## Your assignment
Return every line below in which "FileSyncClient" appears.

*** Provided information Section Begins ***

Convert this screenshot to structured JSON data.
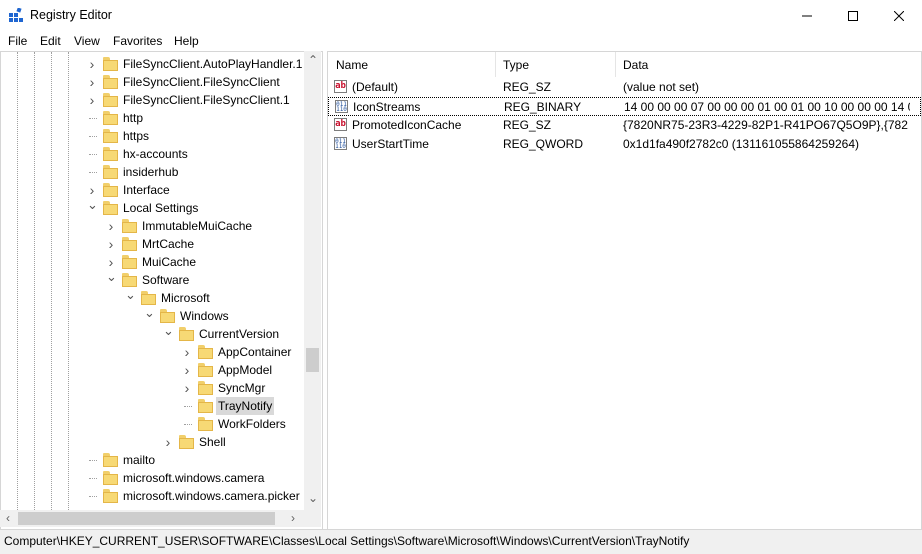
{
  "window": {
    "title": "Registry Editor",
    "icon": "registry-editor-icon",
    "controls": [
      "minimize-icon",
      "maximize-icon",
      "close-icon"
    ]
  },
  "menu": [
    "File",
    "Edit",
    "View",
    "Favorites",
    "Help"
  ],
  "tree": {
    "items": [
      {
        "label": "FileSyncClient.AutoPlayHandler.1",
        "level": 5,
        "expander": "closed"
      },
      {
        "label": "FileSyncClient.FileSyncClient",
        "level": 5,
        "expander": "closed"
      },
      {
        "label": "FileSyncClient.FileSyncClient.1",
        "level": 5,
        "expander": "closed"
      },
      {
        "label": "http",
        "level": 5,
        "expander": "none"
      },
      {
        "label": "https",
        "level": 5,
        "expander": "none"
      },
      {
        "label": "hx-accounts",
        "level": 5,
        "expander": "none"
      },
      {
        "label": "insiderhub",
        "level": 5,
        "expander": "none"
      },
      {
        "label": "Interface",
        "level": 5,
        "expander": "closed"
      },
      {
        "label": "Local Settings",
        "level": 5,
        "expander": "open"
      },
      {
        "label": "ImmutableMuiCache",
        "level": 6,
        "expander": "closed"
      },
      {
        "label": "MrtCache",
        "level": 6,
        "expander": "closed"
      },
      {
        "label": "MuiCache",
        "level": 6,
        "expander": "closed"
      },
      {
        "label": "Software",
        "level": 6,
        "expander": "open"
      },
      {
        "label": "Microsoft",
        "level": 7,
        "expander": "open"
      },
      {
        "label": "Windows",
        "level": 8,
        "expander": "open"
      },
      {
        "label": "CurrentVersion",
        "level": 9,
        "expander": "open"
      },
      {
        "label": "AppContainer",
        "level": 10,
        "expander": "closed"
      },
      {
        "label": "AppModel",
        "level": 10,
        "expander": "closed"
      },
      {
        "label": "SyncMgr",
        "level": 10,
        "expander": "closed"
      },
      {
        "label": "TrayNotify",
        "level": 10,
        "expander": "none",
        "selected": true
      },
      {
        "label": "WorkFolders",
        "level": 10,
        "expander": "none"
      },
      {
        "label": "Shell",
        "level": 9,
        "expander": "closed"
      },
      {
        "label": "mailto",
        "level": 5,
        "expander": "none"
      },
      {
        "label": "microsoft.windows.camera",
        "level": 5,
        "expander": "none"
      },
      {
        "label": "microsoft.windows.camera.picker",
        "level": 5,
        "expander": "none"
      }
    ]
  },
  "list": {
    "columns": [
      "Name",
      "Type",
      "Data"
    ],
    "rows": [
      {
        "icon": "string-value-icon",
        "name": "(Default)",
        "type": "REG_SZ",
        "data": "(value not set)"
      },
      {
        "icon": "binary-value-icon",
        "name": "IconStreams",
        "type": "REG_BINARY",
        "data": "14 00 00 00 07 00 00 00 01 00 01 00 10 00 00 00 14 0...",
        "focused": true
      },
      {
        "icon": "string-value-icon",
        "name": "PromotedIconCache",
        "type": "REG_SZ",
        "data": "{7820NR75-23R3-4229-82P1-R41PO67Q5O9P},{782..."
      },
      {
        "icon": "binary-value-icon",
        "name": "UserStartTime",
        "type": "REG_QWORD",
        "data": "0x1d1fa490f2782c0 (131161055864259264)"
      }
    ]
  },
  "status": {
    "path": "Computer\\HKEY_CURRENT_USER\\SOFTWARE\\Classes\\Local Settings\\Software\\Microsoft\\Windows\\CurrentVersion\\TrayNotify"
  },
  "colors": {
    "selection": "#d9d9d9",
    "folder": "#f7d975",
    "registry_icon_blue": "#1f66d1"
  }
}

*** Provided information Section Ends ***

## Exercise answer
        "label": "FileSyncClient.AutoPlayHandler.1",
        "label": "FileSyncClient.FileSyncClient",
        "label": "FileSyncClient.FileSyncClient.1",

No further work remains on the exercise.